- Page 1 Acer Iconia Smart Review
- Page 2 Impressions in Use Review
- 4.8in 1024x480 pixel screen
- 21:9 aspect ratio
- Capacitive touchscreen
- microHDMI video output
- Android 2.2 OS
Acer’s no stranger to Android devices, but most of its phones and tablets have been fairly conservative. The oddball of its range is the Iconia Smart. Boasting a 21:9 cinema screen ratio and bonkers 1024×480 screen resolution, it’s not quite your average Android smartphone. But is it any good? We had a go at IFA 2011 in Berlin to find out.
The Iconia Smart is an unlikely device. It’s made by Acer, for one, which has a reputation for sensible pricing and functionality more than outré designs.
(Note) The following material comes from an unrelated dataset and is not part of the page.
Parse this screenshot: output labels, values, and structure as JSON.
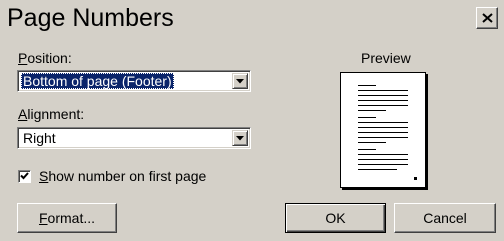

Some of its Androids have pushed the boat out a bit, with metal bodies, but none quite as much as the Iconia Smart.
It has a metal backplate, a lovely capacitive touchscreen and the rounded Iconia design we’ve come to know and occasionally enjoy. But the true stand-out of this device is its bizarre 4.8in screen. In a normal-aspect smartphone this would be huge, but in the Iconia Smart – thanks to its 21:9 aspect ratio – it just seems very, very… long.
With 480 pixels of screen width, it’s essentially an elongated version of the screens we’ve seen in premium 800×480 pixel phones like the HTC Desire and Samsung Galaxy S. It poses a unique problem – how to you make such an unusual screen resolution work on Android?
Acer tackles this problem by adding an extra row of app shortcuts to each homescreen, not unlike the pop-up multitasking menu seen in Apple’s iOS software. Having only spent a short while with the device, we can’t say what it’d be like to live with, but to us it seems like a decent easy fix.
We did try to get Gameloft’s N.O.V.A. and Spider-Man running on the phone to see how its screen deals with standard games, but unfortunately we couldn’t get the game assets to download using the built-in Wi-Fi. Android apps are designed to scale fairly freely between screen resolutions, though, so while the Iconia Smart may leave some looking a bit odd and stretched, we imagine the vast majority will work just fine.